Varna, Ashram, Purusharth and Sanskar Vyavastha
The Hindu social system is structured by the underlying code of religion. This code is reflected through the basic principle of Varna- Ashrama-Dharma. While Varna deals with the division of society, Ashrama deals with the nature of training and living in four stages of life. Together they propound a system referred to as varna ashrama – vyavastha.
Theory of Purusharth
Purushartha is a Sanskrit word meaning the “object of human pursuit” or “goals of man. It refers to the four proper goals or aims of a human life. Purushartha comprises the concepts of dharma, artha, kama and moksha.
- Dharma is honest and upright conduct or righteous action.
- Artha means a righteous and honest pursuit of economic activities.
- Kama is the fulfillment of one’s normal desires.
- Moksha is liberation, that is absorption of the self into eternal bliss.
Depending upon one’s deeds (karma) one is able to reach the stage of moksha or liberation. The stage of moksha or liberation is a term for describing the end of the cycle of birth and rebirth. The cycle of birth and rebirth is known as samsara. Moksha is considered to be the ultimate goal for any human. After this, Dharma takes priority over Artha or Kama.
These four goals can be seen in the context of the four stages of life (Ashrama), with each one relating to a different stage and the goals associated with it.
The ‘ashrama’ are regarded as resting places (stages) during one’s journey on the way to final liberation, which is the ultimate aim of life . The ashramas are four in number:
- Concerns stage of student
- In the ancient ages the pupil had to live with his teacher and through dialogue got to the tenets of teachings and this stage of learning was known Brahmacharyasrama.
- In this phase, one acquires the knowledge of Dharma (the first purushartha).
- Stage of married man, the house- holder

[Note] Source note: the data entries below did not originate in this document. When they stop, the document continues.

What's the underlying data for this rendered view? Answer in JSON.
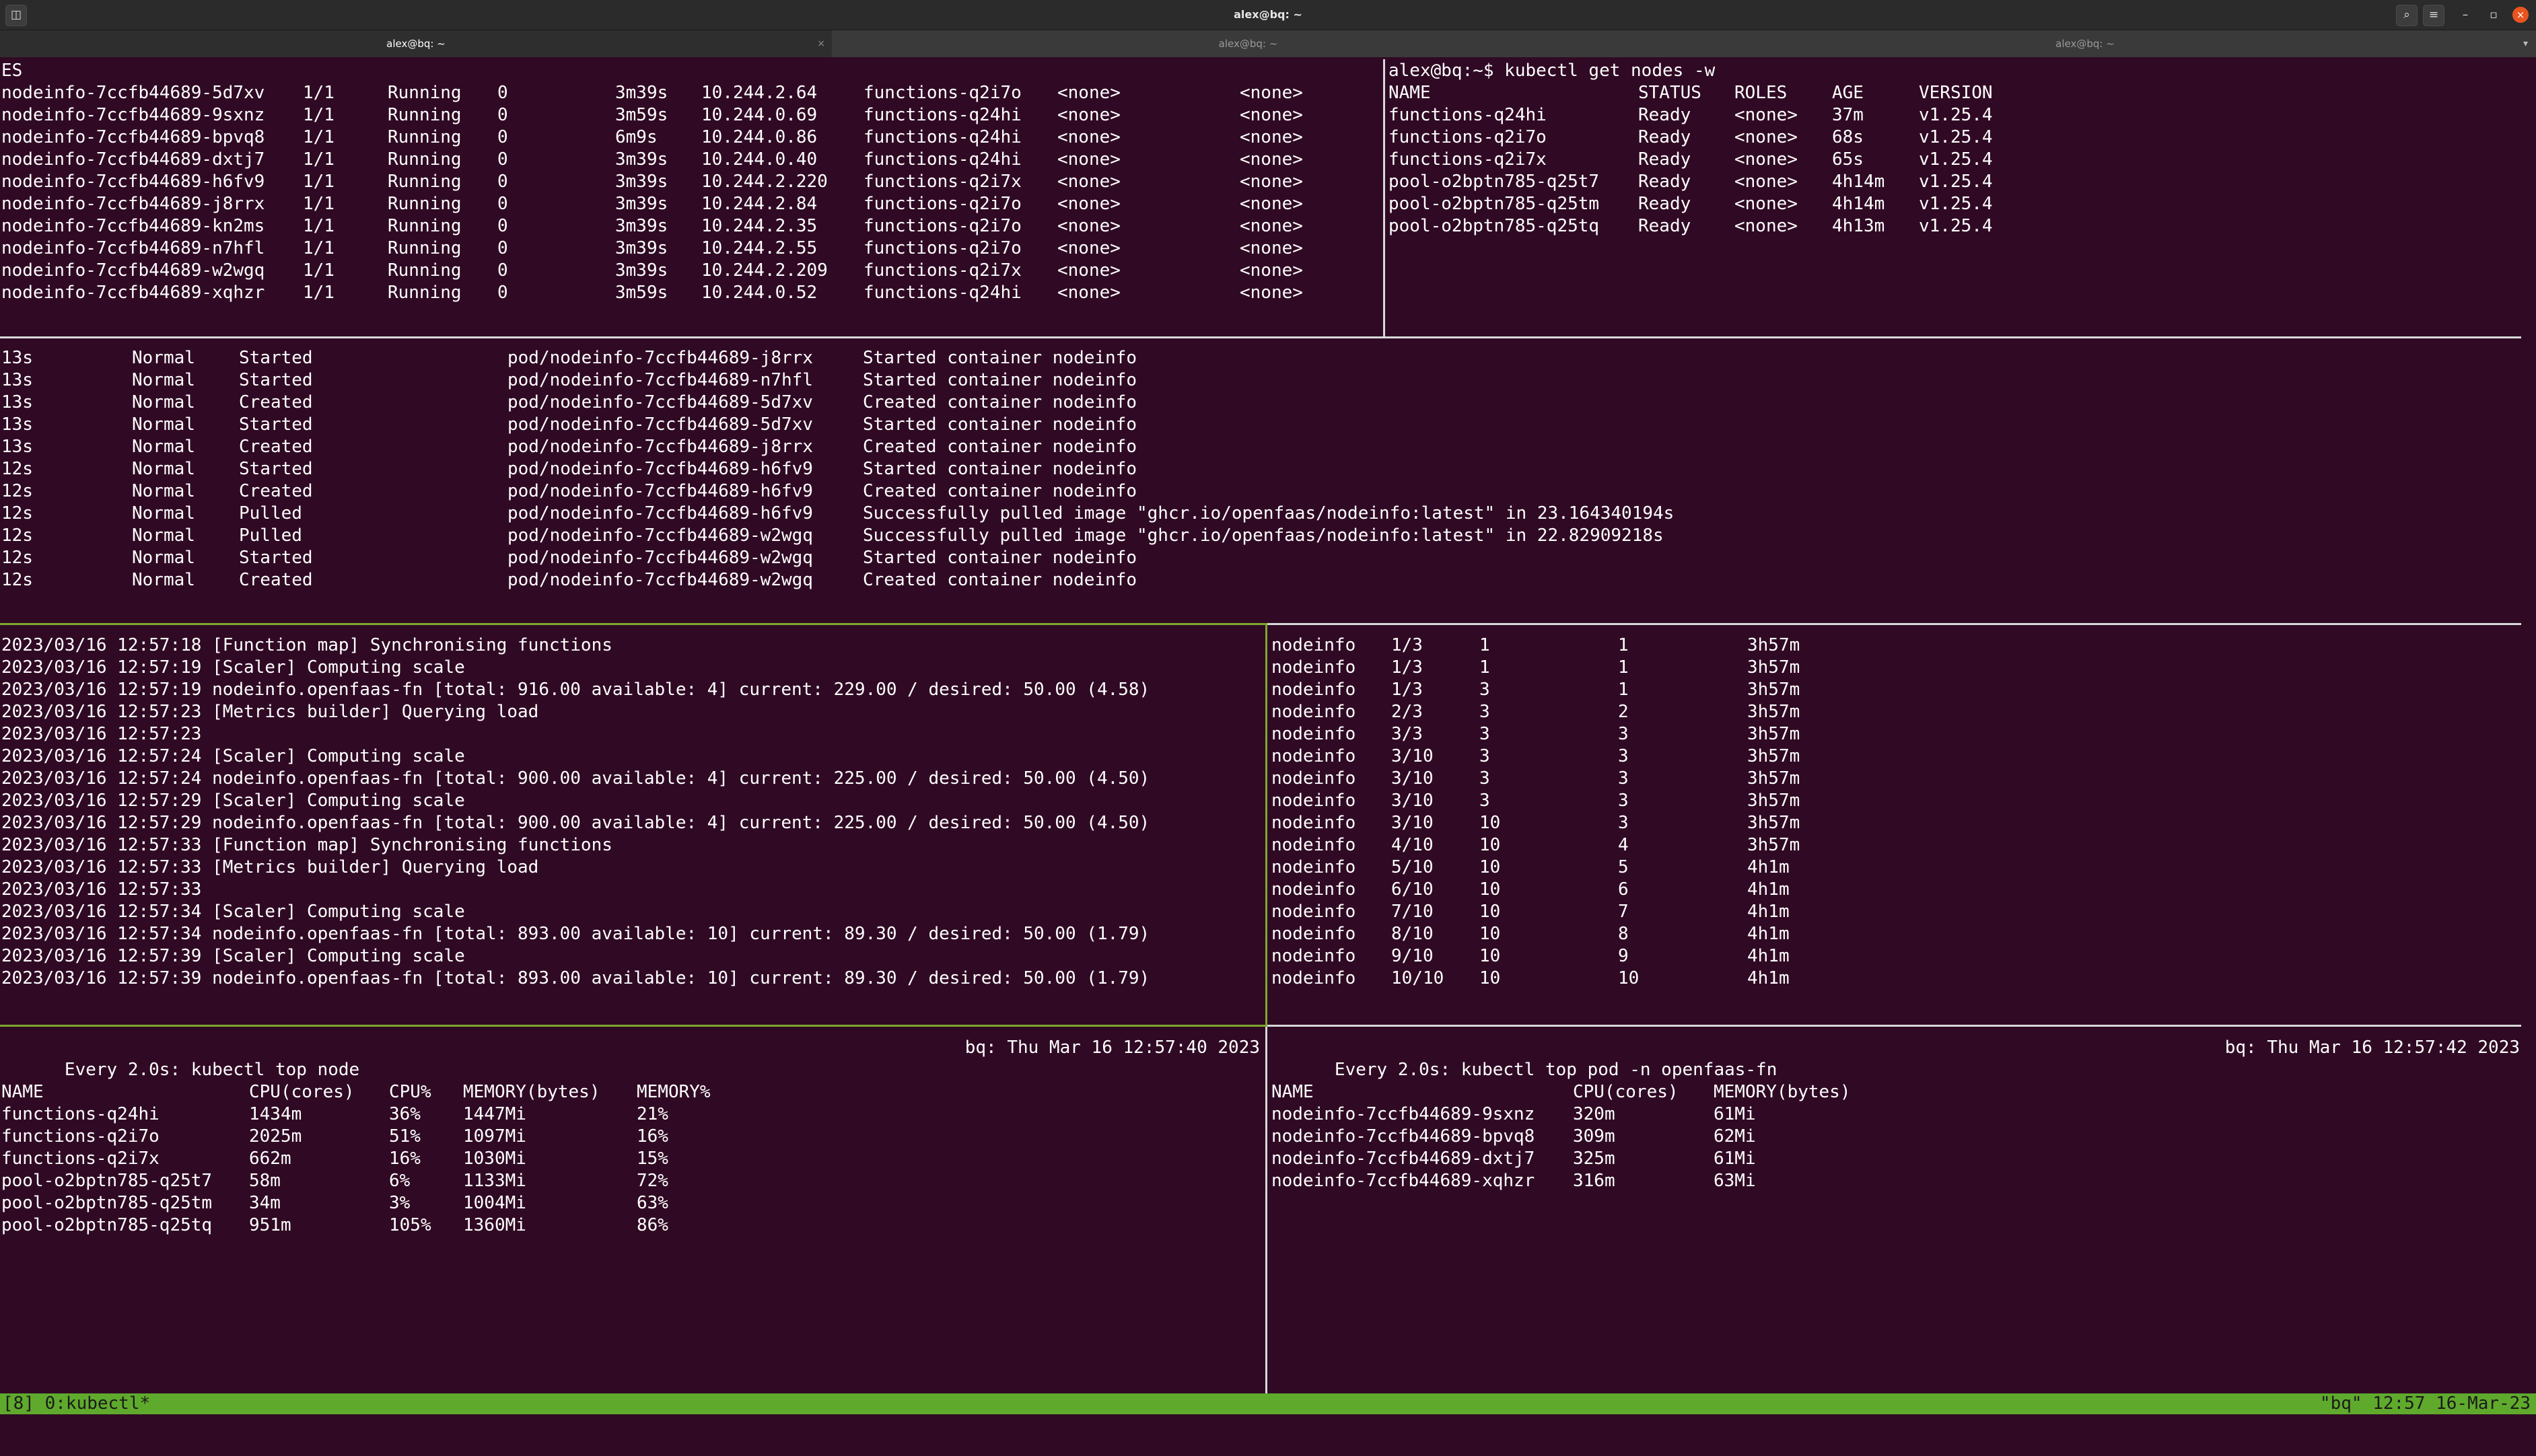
{
  "window": {
    "title": "alex@bq: ~",
    "tabs": [
      {
        "label": "alex@bq: ~",
        "active": true
      },
      {
        "label": "alex@bq: ~",
        "active": false
      },
      {
        "label": "alex@bq: ~",
        "active": false
      }
    ],
    "controls": {
      "search": "⌕",
      "menu": "≡",
      "minimize": "–",
      "maximize": "▫",
      "close": "×",
      "tab_close": "×",
      "tab_list": "▾"
    },
    "icons": [
      "terminal-icon",
      "search-icon",
      "hamburger-menu-icon",
      "minimize-icon",
      "maximize-icon",
      "close-icon"
    ]
  },
  "pods_pane": {
    "first_line": "ES",
    "rows": [
      [
        "nodeinfo-7ccfb44689-5d7xv",
        "1/1",
        "Running",
        "0",
        "3m39s",
        "10.244.2.64",
        "functions-q2i7o",
        "<none>",
        "<none>"
      ],
      [
        "nodeinfo-7ccfb44689-9sxnz",
        "1/1",
        "Running",
        "0",
        "3m59s",
        "10.244.0.69",
        "functions-q24hi",
        "<none>",
        "<none>"
      ],
      [
        "nodeinfo-7ccfb44689-bpvq8",
        "1/1",
        "Running",
        "0",
        "6m9s",
        "10.244.0.86",
        "functions-q24hi",
        "<none>",
        "<none>"
      ],
      [
        "nodeinfo-7ccfb44689-dxtj7",
        "1/1",
        "Running",
        "0",
        "3m39s",
        "10.244.0.40",
        "functions-q24hi",
        "<none>",
        "<none>"
      ],
      [
        "nodeinfo-7ccfb44689-h6fv9",
        "1/1",
        "Running",
        "0",
        "3m39s",
        "10.244.2.220",
        "functions-q2i7x",
        "<none>",
        "<none>"
      ],
      [
        "nodeinfo-7ccfb44689-j8rrx",
        "1/1",
        "Running",
        "0",
        "3m39s",
        "10.244.2.84",
        "functions-q2i7o",
        "<none>",
        "<none>"
      ],
      [
        "nodeinfo-7ccfb44689-kn2ms",
        "1/1",
        "Running",
        "0",
        "3m39s",
        "10.244.2.35",
        "functions-q2i7o",
        "<none>",
        "<none>"
      ],
      [
        "nodeinfo-7ccfb44689-n7hfl",
        "1/1",
        "Running",
        "0",
        "3m39s",
        "10.244.2.55",
        "functions-q2i7o",
        "<none>",
        "<none>"
      ],
      [
        "nodeinfo-7ccfb44689-w2wgq",
        "1/1",
        "Running",
        "0",
        "3m39s",
        "10.244.2.209",
        "functions-q2i7x",
        "<none>",
        "<none>"
      ],
      [
        "nodeinfo-7ccfb44689-xqhzr",
        "1/1",
        "Running",
        "0",
        "3m59s",
        "10.244.0.52",
        "functions-q24hi",
        "<none>",
        "<none>"
      ]
    ]
  },
  "nodes_pane": {
    "prompt": "alex@bq:~$ kubectl get nodes -w",
    "headers": [
      "NAME",
      "STATUS",
      "ROLES",
      "AGE",
      "VERSION"
    ],
    "rows": [
      [
        "functions-q24hi",
        "Ready",
        "<none>",
        "37m",
        "v1.25.4"
      ],
      [
        "functions-q2i7o",
        "Ready",
        "<none>",
        "68s",
        "v1.25.4"
      ],
      [
        "functions-q2i7x",
        "Ready",
        "<none>",
        "65s",
        "v1.25.4"
      ],
      [
        "pool-o2bptn785-q25t7",
        "Ready",
        "<none>",
        "4h14m",
        "v1.25.4"
      ],
      [
        "pool-o2bptn785-q25tm",
        "Ready",
        "<none>",
        "4h14m",
        "v1.25.4"
      ],
      [
        "pool-o2bptn785-q25tq",
        "Ready",
        "<none>",
        "4h13m",
        "v1.25.4"
      ]
    ]
  },
  "events_pane": {
    "rows": [
      [
        "13s",
        "Normal",
        "Started",
        "pod/nodeinfo-7ccfb44689-j8rrx",
        "Started container nodeinfo"
      ],
      [
        "13s",
        "Normal",
        "Started",
        "pod/nodeinfo-7ccfb44689-n7hfl",
        "Started container nodeinfo"
      ],
      [
        "13s",
        "Normal",
        "Created",
        "pod/nodeinfo-7ccfb44689-5d7xv",
        "Created container nodeinfo"
      ],
      [
        "13s",
        "Normal",
        "Started",
        "pod/nodeinfo-7ccfb44689-5d7xv",
        "Started container nodeinfo"
      ],
      [
        "13s",
        "Normal",
        "Created",
        "pod/nodeinfo-7ccfb44689-j8rrx",
        "Created container nodeinfo"
      ],
      [
        "12s",
        "Normal",
        "Started",
        "pod/nodeinfo-7ccfb44689-h6fv9",
        "Started container nodeinfo"
      ],
      [
        "12s",
        "Normal",
        "Created",
        "pod/nodeinfo-7ccfb44689-h6fv9",
        "Created container nodeinfo"
      ],
      [
        "12s",
        "Normal",
        "Pulled",
        "pod/nodeinfo-7ccfb44689-h6fv9",
        "Successfully pulled image \"ghcr.io/openfaas/nodeinfo:latest\" in 23.164340194s"
      ],
      [
        "12s",
        "Normal",
        "Pulled",
        "pod/nodeinfo-7ccfb44689-w2wgq",
        "Successfully pulled image \"ghcr.io/openfaas/nodeinfo:latest\" in 22.82909218s"
      ],
      [
        "12s",
        "Normal",
        "Started",
        "pod/nodeinfo-7ccfb44689-w2wgq",
        "Started container nodeinfo"
      ],
      [
        "12s",
        "Normal",
        "Created",
        "pod/nodeinfo-7ccfb44689-w2wgq",
        "Created container nodeinfo"
      ]
    ]
  },
  "logs_pane": {
    "lines": [
      "2023/03/16 12:57:18 [Function map] Synchronising functions",
      "2023/03/16 12:57:19 [Scaler] Computing scale",
      "2023/03/16 12:57:19 nodeinfo.openfaas-fn [total: 916.00 available: 4] current: 229.00 / desired: 50.00 (4.58)",
      "2023/03/16 12:57:23 [Metrics builder] Querying load",
      "2023/03/16 12:57:23",
      "2023/03/16 12:57:24 [Scaler] Computing scale",
      "2023/03/16 12:57:24 nodeinfo.openfaas-fn [total: 900.00 available: 4] current: 225.00 / desired: 50.00 (4.50)",
      "2023/03/16 12:57:29 [Scaler] Computing scale",
      "2023/03/16 12:57:29 nodeinfo.openfaas-fn [total: 900.00 available: 4] current: 225.00 / desired: 50.00 (4.50)",
      "2023/03/16 12:57:33 [Function map] Synchronising functions",
      "2023/03/16 12:57:33 [Metrics builder] Querying load",
      "2023/03/16 12:57:33",
      "2023/03/16 12:57:34 [Scaler] Computing scale",
      "2023/03/16 12:57:34 nodeinfo.openfaas-fn [total: 893.00 available: 10] current: 89.30 / desired: 50.00 (1.79)",
      "2023/03/16 12:57:39 [Scaler] Computing scale",
      "2023/03/16 12:57:39 nodeinfo.openfaas-fn [total: 893.00 available: 10] current: 89.30 / desired: 50.00 (1.79)"
    ]
  },
  "replicas_pane": {
    "rows": [
      [
        "nodeinfo",
        "1/3",
        "1",
        "1",
        "3h57m"
      ],
      [
        "nodeinfo",
        "1/3",
        "1",
        "1",
        "3h57m"
      ],
      [
        "nodeinfo",
        "1/3",
        "3",
        "1",
        "3h57m"
      ],
      [
        "nodeinfo",
        "2/3",
        "3",
        "2",
        "3h57m"
      ],
      [
        "nodeinfo",
        "3/3",
        "3",
        "3",
        "3h57m"
      ],
      [
        "nodeinfo",
        "3/10",
        "3",
        "3",
        "3h57m"
      ],
      [
        "nodeinfo",
        "3/10",
        "3",
        "3",
        "3h57m"
      ],
      [
        "nodeinfo",
        "3/10",
        "3",
        "3",
        "3h57m"
      ],
      [
        "nodeinfo",
        "3/10",
        "10",
        "3",
        "3h57m"
      ],
      [
        "nodeinfo",
        "4/10",
        "10",
        "4",
        "3h57m"
      ],
      [
        "nodeinfo",
        "5/10",
        "10",
        "5",
        "4h1m"
      ],
      [
        "nodeinfo",
        "6/10",
        "10",
        "6",
        "4h1m"
      ],
      [
        "nodeinfo",
        "7/10",
        "10",
        "7",
        "4h1m"
      ],
      [
        "nodeinfo",
        "8/10",
        "10",
        "8",
        "4h1m"
      ],
      [
        "nodeinfo",
        "9/10",
        "10",
        "9",
        "4h1m"
      ],
      [
        "nodeinfo",
        "10/10",
        "10",
        "10",
        "4h1m"
      ]
    ]
  },
  "top_node_pane": {
    "watch": "Every 2.0s: kubectl top node",
    "stamp": "bq: Thu Mar 16 12:57:40 2023",
    "headers": [
      "NAME",
      "CPU(cores)",
      "CPU%",
      "MEMORY(bytes)",
      "MEMORY%"
    ],
    "rows": [
      [
        "functions-q24hi",
        "1434m",
        "36%",
        "1447Mi",
        "21%"
      ],
      [
        "functions-q2i7o",
        "2025m",
        "51%",
        "1097Mi",
        "16%"
      ],
      [
        "functions-q2i7x",
        "662m",
        "16%",
        "1030Mi",
        "15%"
      ],
      [
        "pool-o2bptn785-q25t7",
        "58m",
        "6%",
        "1133Mi",
        "72%"
      ],
      [
        "pool-o2bptn785-q25tm",
        "34m",
        "3%",
        "1004Mi",
        "63%"
      ],
      [
        "pool-o2bptn785-q25tq",
        "951m",
        "105%",
        "1360Mi",
        "86%"
      ]
    ]
  },
  "top_pod_pane": {
    "watch": "Every 2.0s: kubectl top pod -n openfaas-fn",
    "stamp": "bq: Thu Mar 16 12:57:42 2023",
    "headers": [
      "NAME",
      "CPU(cores)",
      "MEMORY(bytes)"
    ],
    "rows": [
      [
        "nodeinfo-7ccfb44689-9sxnz",
        "320m",
        "61Mi"
      ],
      [
        "nodeinfo-7ccfb44689-bpvq8",
        "309m",
        "62Mi"
      ],
      [
        "nodeinfo-7ccfb44689-dxtj7",
        "325m",
        "61Mi"
      ],
      [
        "nodeinfo-7ccfb44689-xqhzr",
        "316m",
        "63Mi"
      ]
    ]
  },
  "tmux_status": {
    "left": "[8] 0:kubectl*",
    "right": "\"bq\" 12:57 16-Mar-23"
  },
  "colors": {
    "background": "#300a24",
    "text": "#ffffff",
    "status_bar": "#5faa2c",
    "active_pane_border": "#7ea82b",
    "pane_border": "#d8d8d8"
  }
}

- During this Ashrama, one pursues Artha (wealth, the second purushartha) and Kama (legitimate desires, the third purushartha).
- Stage that of a retired life in the forest after abandoning the home, preparatory to complete renouncement of worldly relations.

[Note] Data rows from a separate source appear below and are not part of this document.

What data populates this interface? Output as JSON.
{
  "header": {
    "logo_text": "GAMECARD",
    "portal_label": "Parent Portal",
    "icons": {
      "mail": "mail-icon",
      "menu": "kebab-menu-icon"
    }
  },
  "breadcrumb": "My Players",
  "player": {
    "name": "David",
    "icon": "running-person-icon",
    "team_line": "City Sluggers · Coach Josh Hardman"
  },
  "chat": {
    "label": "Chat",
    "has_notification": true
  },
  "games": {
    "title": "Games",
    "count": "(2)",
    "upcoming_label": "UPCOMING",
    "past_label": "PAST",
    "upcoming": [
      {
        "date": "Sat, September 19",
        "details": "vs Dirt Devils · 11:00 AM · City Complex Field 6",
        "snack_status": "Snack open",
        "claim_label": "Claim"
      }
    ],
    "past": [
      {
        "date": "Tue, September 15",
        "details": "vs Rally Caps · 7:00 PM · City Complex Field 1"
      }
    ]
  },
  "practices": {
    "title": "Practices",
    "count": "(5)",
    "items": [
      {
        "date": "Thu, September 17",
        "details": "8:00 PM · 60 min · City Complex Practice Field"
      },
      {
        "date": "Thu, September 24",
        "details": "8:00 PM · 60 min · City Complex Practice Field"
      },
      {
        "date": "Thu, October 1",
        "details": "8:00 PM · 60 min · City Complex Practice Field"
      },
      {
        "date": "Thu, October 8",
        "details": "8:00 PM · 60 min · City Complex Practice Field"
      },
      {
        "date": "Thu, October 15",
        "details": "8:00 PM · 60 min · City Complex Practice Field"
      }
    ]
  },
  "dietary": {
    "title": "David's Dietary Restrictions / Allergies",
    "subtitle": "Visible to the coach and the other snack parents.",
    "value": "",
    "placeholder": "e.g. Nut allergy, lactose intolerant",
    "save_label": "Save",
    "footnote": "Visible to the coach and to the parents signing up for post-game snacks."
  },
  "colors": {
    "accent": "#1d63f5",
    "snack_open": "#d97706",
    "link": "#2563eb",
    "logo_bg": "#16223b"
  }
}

- The individual now gives up his fields of artha and kama by leaving his near and dear ones, his family (kula), his village (grama) and by abandoning his belongings and possession.
- This is the time to pre-occupy oneself with the fourth purushartha, Moksha.
( 4) Sanyasa
- Complete renunciation of worldly relations and attachments.
- In the last stage, the individual free from all obligation , has to help himself in the search of the true knowledge and being of the self.
- An Individual brings himself face to face with the final aim of all existence, namely moksha in the last stage.
Varna is the four divisions of society on the basis of labour and inheritance. There are several passages in the Rig Veda dealing with the origin of the varnas, generally meaning socio-religious classes and effectively signifying economic and political status also . The Purusasukta in the Rig Veda (x, 90, 12) says that:
- the Brahman varna represented the mouth of Purusa (Universal man),
- the Rajana (Kshatriya) his arms,
- the Vaishya his thighs,
- the Shudra his feet.
During the Vedic period, the institution of Varna was a system of division of labor and was not herediary (like caste system). There were no restrictions as regards particular occupations for persons belonging to a particular varna . Thus a person born as a Brahmana could take the occupation of a physician without thereby anyway degrading his social status. Example: A Brahmana Rishi says: ” I am a poet, my father is a physician, my mother a grinder of corn. With our different views, seeking after gain, we ran after cattle. Food and drink was also usual & common to all the varnas.
In the post-Vedic period, the varna division is described in the Dharmashastra literature, the Mahabharata and in the Puranas. During this time, caste percolates into varna system and varna system acquires features of caste. Inter-dining and inter-marriages between different castes were precluded, the division of labor becomes hereditary. The first three varnas are described in the Dharmasastras as “twice born” and they are allowed to study the Vedas. Such a restriction of who can study Vedas is not found in the Vedic era literature.